> EXERCISE DESCRIPTION:
Give back all of the data unchanged. Keep every word as it is.

> SOURCE DATA:
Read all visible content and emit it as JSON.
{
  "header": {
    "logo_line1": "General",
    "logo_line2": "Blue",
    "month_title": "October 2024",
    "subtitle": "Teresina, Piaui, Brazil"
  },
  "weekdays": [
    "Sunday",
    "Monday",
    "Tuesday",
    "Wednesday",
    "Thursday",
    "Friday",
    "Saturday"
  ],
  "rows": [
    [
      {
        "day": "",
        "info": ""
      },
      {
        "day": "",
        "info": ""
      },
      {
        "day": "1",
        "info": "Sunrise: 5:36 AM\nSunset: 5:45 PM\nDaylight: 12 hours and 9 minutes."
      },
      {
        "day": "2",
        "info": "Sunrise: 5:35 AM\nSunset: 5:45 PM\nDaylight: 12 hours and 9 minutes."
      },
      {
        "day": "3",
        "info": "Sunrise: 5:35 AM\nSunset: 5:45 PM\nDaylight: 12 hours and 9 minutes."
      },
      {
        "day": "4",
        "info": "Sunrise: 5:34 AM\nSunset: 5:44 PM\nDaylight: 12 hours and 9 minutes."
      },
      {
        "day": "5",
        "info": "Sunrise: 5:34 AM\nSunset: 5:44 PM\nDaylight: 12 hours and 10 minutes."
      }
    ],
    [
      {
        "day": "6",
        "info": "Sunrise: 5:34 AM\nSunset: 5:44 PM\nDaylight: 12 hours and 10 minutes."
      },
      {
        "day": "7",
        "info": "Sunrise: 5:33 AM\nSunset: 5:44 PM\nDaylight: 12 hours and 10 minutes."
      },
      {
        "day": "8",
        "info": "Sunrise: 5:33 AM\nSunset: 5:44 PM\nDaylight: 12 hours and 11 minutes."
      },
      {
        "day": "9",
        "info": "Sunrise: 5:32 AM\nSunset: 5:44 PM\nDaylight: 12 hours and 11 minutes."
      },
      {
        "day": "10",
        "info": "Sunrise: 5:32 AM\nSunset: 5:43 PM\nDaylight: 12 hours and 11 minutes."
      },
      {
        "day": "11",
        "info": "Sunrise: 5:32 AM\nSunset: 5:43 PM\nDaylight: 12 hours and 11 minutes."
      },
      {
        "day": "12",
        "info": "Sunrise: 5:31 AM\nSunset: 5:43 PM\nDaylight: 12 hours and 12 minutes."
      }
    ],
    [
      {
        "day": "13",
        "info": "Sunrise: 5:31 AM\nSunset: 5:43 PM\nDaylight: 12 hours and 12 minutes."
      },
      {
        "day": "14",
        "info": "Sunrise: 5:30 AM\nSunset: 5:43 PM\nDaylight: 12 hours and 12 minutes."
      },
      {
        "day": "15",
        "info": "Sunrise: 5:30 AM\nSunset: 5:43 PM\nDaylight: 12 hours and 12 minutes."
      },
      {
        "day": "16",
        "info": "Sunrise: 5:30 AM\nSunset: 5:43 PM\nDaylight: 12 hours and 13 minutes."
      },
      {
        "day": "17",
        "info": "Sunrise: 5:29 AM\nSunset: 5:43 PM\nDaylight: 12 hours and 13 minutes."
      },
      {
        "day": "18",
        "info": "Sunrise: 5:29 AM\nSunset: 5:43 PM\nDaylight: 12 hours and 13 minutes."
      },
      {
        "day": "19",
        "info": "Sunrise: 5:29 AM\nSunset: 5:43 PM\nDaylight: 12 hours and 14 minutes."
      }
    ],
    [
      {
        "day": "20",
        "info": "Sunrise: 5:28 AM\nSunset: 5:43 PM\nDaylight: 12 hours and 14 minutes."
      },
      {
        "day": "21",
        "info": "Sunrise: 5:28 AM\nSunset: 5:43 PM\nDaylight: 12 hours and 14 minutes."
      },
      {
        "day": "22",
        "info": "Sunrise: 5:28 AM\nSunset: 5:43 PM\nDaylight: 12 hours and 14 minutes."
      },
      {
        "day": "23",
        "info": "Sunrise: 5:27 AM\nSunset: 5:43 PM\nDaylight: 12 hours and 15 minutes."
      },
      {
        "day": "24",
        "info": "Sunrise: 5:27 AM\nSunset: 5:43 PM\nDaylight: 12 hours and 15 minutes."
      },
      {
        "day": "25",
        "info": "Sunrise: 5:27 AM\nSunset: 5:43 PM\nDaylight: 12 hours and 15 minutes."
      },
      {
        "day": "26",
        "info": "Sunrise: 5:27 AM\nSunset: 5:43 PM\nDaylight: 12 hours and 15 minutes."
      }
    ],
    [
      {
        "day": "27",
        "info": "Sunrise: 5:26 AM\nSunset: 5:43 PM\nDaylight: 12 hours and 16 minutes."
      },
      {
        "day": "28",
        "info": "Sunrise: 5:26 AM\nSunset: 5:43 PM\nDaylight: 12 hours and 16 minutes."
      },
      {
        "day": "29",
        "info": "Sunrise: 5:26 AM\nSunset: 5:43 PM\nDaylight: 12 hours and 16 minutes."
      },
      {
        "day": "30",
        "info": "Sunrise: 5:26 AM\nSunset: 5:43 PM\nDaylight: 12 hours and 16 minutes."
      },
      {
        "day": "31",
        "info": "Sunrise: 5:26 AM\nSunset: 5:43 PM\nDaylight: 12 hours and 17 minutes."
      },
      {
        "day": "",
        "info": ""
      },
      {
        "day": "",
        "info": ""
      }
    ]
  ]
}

> ANSWER BOX:
Read all visible content and emit it as JSON.
{
  "header": {
    "logo_line1": "General",
    "logo_line2": "Blue",
    "month_title": "October 2024",
    "subtitle": "Teresina, Piaui, Brazil"
  },
  "weekdays": [
    "Sunday",
    "Monday",
    "Tuesday",
    "Wednesday",
    "Thursday",
    "Friday",
    "Saturday"
  ],
  "rows": [
    [
      {
        "day": "",
        "info": ""
      },
      {
        "day": "",
        "info": ""
      },
      {
        "day": "1",
        "info": "Sunrise: 5:36 AM\nSunset: 5:45 PM\nDaylight: 12 hours and 9 minutes."
      },
      {
        "day": "2",
        "info": "Sunrise: 5:35 AM\nSunset: 5:45 PM\nDaylight: 12 hours and 9 minutes."
      },
      {
        "day": "3",
        "info": "Sunrise: 5:35 AM\nSunset: 5:45 PM\nDaylight: 12 hours and 9 minutes."
      },
      {
        "day": "4",
        "info": "Sunrise: 5:34 AM\nSunset: 5:44 PM\nDaylight: 12 hours and 9 minutes."
      },
      {
        "day": "5",
        "info": "Sunrise: 5:34 AM\nSunset: 5:44 PM\nDaylight: 12 hours and 10 minutes."
      }
    ],
    [
      {
        "day": "6",
        "info": "Sunrise: 5:34 AM\nSunset: 5:44 PM\nDaylight: 12 hours and 10 minutes."
      },
      {
        "day": "7",
        "info": "Sunrise: 5:33 AM\nSunset: 5:44 PM\nDaylight: 12 hours and 10 minutes."
      },
      {
        "day": "8",
        "info": "Sunrise: 5:33 AM\nSunset: 5:44 PM\nDaylight: 12 hours and 11 minutes."
      },
      {
        "day": "9",
        "info": "Sunrise: 5:32 AM\nSunset: 5:44 PM\nDaylight: 12 hours and 11 minutes."
      },
      {
        "day": "10",
        "info": "Sunrise: 5:32 AM\nSunset: 5:43 PM\nDaylight: 12 hours and 11 minutes."
      },
      {
        "day": "11",
        "info": "Sunrise: 5:32 AM\nSunset: 5:43 PM\nDaylight: 12 hours and 11 minutes."
      },
      {
        "day": "12",
        "info": "Sunrise: 5:31 AM\nSunset: 5:43 PM\nDaylight: 12 hours and 12 minutes."
      }
    ],
    [
      {
        "day": "13",
        "info": "Sunrise: 5:31 AM\nSunset: 5:43 PM\nDaylight: 12 hours and 12 minutes."
      },
      {
        "day": "14",
        "info": "Sunrise: 5:30 AM\nSunset: 5:43 PM\nDaylight: 12 hours and 12 minutes."
      },
      {
        "day": "15",
        "info": "Sunrise: 5:30 AM\nSunset: 5:43 PM\nDaylight: 12 hours and 12 minutes."
      },
      {
        "day": "16",
        "info": "Sunrise: 5:30 AM\nSunset: 5:43 PM\nDaylight: 12 hours and 13 minutes."
      },
      {
        "day": "17",
        "info": "Sunrise: 5:29 AM\nSunset: 5:43 PM\nDaylight: 12 hours and 13 minutes."
      },
      {
        "day": "18",
        "info": "Sunrise: 5:29 AM\nSunset: 5:43 PM\nDaylight: 12 hours and 13 minutes."
      },
      {
        "day": "19",
        "info": "Sunrise: 5:29 AM\nSunset: 5:43 PM\nDaylight: 12 hours and 14 minutes."
      }
    ],
    [
      {
        "day": "20",
        "info": "Sunrise: 5:28 AM\nSunset: 5:43 PM\nDaylight: 12 hours and 14 minutes."
      },
      {
        "day": "21",
        "info": "Sunrise: 5:28 AM\nSunset: 5:43 PM\nDaylight: 12 hours and 14 minutes."
      },
      {
        "day": "22",
        "info": "Sunrise: 5:28 AM\nSunset: 5:43 PM\nDaylight: 12 hours and 14 minutes."
      },
      {
        "day": "23",
        "info": "Sunrise: 5:27 AM\nSunset: 5:43 PM\nDaylight: 12 hours and 15 minutes."
      },
      {
        "day": "24",
        "info": "Sunrise: 5:27 AM\nSunset: 5:43 PM\nDaylight: 12 hours and 15 minutes."
      },
      {
        "day": "25",
        "info": "Sunrise: 5:27 AM\nSunset: 5:43 PM\nDaylight: 12 hours and 15 minutes."
      },
      {
        "day": "26",
        "info": "Sunrise: 5:27 AM\nSunset: 5:43 PM\nDaylight: 12 hours and 15 minutes."
      }
    ],
    [
      {
        "day": "27",
        "info": "Sunrise: 5:26 AM\nSunset: 5:43 PM\nDaylight: 12 hours and 16 minutes."
      },
      {
        "day": "28",
        "info": "Sunrise: 5:26 AM\nSunset: 5:43 PM\nDaylight: 12 hours and 16 minutes."
      },
      {
        "day": "29",
        "info": "Sunrise: 5:26 AM\nSunset: 5:43 PM\nDaylight: 12 hours and 16 minutes."
      },
      {
        "day": "30",
        "info": "Sunrise: 5:26 AM\nSunset: 5:43 PM\nDaylight: 12 hours and 16 minutes."
      },
      {
        "day": "31",
        "info": "Sunrise: 5:26 AM\nSunset: 5:43 PM\nDaylight: 12 hours and 17 minutes."
      },
      {
        "day": "",
        "info": ""
      },
      {
        "day": "",
        "info": ""
      }
    ]
  ]
}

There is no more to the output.